Set down the records once more, please, exactly and with the pictures left out.

*** Opening MATERIAL SUPPLIED ***

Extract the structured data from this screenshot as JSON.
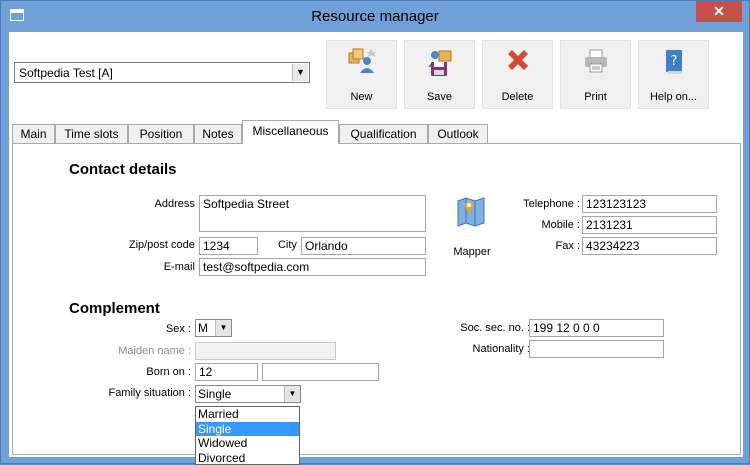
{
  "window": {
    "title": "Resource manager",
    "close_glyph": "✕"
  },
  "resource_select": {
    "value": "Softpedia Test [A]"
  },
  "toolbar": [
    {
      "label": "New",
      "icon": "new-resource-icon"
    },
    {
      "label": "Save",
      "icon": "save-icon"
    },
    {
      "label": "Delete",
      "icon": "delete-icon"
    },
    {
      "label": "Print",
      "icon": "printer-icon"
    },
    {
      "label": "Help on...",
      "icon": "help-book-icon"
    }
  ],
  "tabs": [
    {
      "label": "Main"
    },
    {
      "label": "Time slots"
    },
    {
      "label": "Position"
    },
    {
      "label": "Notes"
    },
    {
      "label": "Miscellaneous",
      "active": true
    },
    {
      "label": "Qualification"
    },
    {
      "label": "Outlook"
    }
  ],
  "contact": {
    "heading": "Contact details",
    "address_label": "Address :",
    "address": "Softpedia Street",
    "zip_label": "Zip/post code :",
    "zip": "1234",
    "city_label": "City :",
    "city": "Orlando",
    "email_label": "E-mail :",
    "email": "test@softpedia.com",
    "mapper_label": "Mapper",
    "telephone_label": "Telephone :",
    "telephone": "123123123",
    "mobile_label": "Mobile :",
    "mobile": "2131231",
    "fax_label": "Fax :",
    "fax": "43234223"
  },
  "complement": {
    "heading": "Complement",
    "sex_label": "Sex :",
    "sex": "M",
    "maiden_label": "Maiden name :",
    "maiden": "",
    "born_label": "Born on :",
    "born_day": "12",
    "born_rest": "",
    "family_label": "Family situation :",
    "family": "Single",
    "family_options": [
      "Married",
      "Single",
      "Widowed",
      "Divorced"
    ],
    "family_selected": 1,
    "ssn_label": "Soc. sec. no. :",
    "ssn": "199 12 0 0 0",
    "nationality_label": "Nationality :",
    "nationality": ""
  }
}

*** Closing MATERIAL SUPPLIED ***

EXERCISE RESPONSE
Extract the structured data from this screenshot as JSON.
{
  "window": {
    "title": "Resource manager",
    "close_glyph": "✕"
  },
  "resource_select": {
    "value": "Softpedia Test [A]"
  },
  "toolbar": [
    {
      "label": "New",
      "icon": "new-resource-icon"
    },
    {
      "label": "Save",
      "icon": "save-icon"
    },
    {
      "label": "Delete",
      "icon": "delete-icon"
    },
    {
      "label": "Print",
      "icon": "printer-icon"
    },
    {
      "label": "Help on...",
      "icon": "help-book-icon"
    }
  ],
  "tabs": [
    {
      "label": "Main"
    },
    {
      "label": "Time slots"
    },
    {
      "label": "Position"
    },
    {
      "label": "Notes"
    },
    {
      "label": "Miscellaneous",
      "active": true
    },
    {
      "label": "Qualification"
    },
    {
      "label": "Outlook"
    }
  ],
  "contact": {
    "heading": "Contact details",
    "address_label": "Address :",
    "address": "Softpedia Street",
    "zip_label": "Zip/post code :",
    "zip": "1234",
    "city_label": "City :",
    "city": "Orlando",
    "email_label": "E-mail :",
    "email": "test@softpedia.com",
    "mapper_label": "Mapper",
    "telephone_label": "Telephone :",
    "telephone": "123123123",
    "mobile_label": "Mobile :",
    "mobile": "2131231",
    "fax_label": "Fax :",
    "fax": "43234223"
  },
  "complement": {
    "heading": "Complement",
    "sex_label": "Sex :",
    "sex": "M",
    "maiden_label": "Maiden name :",
    "maiden": "",
    "born_label": "Born on :",
    "born_day": "12",
    "born_rest": "",
    "family_label": "Family situation :",
    "family": "Single",
    "family_options": [
      "Married",
      "Single",
      "Widowed",
      "Divorced"
    ],
    "family_selected": 1,
    "ssn_label": "Soc. sec. no. :",
    "ssn": "199 12 0 0 0",
    "nationality_label": "Nationality :",
    "nationality": ""
  }
}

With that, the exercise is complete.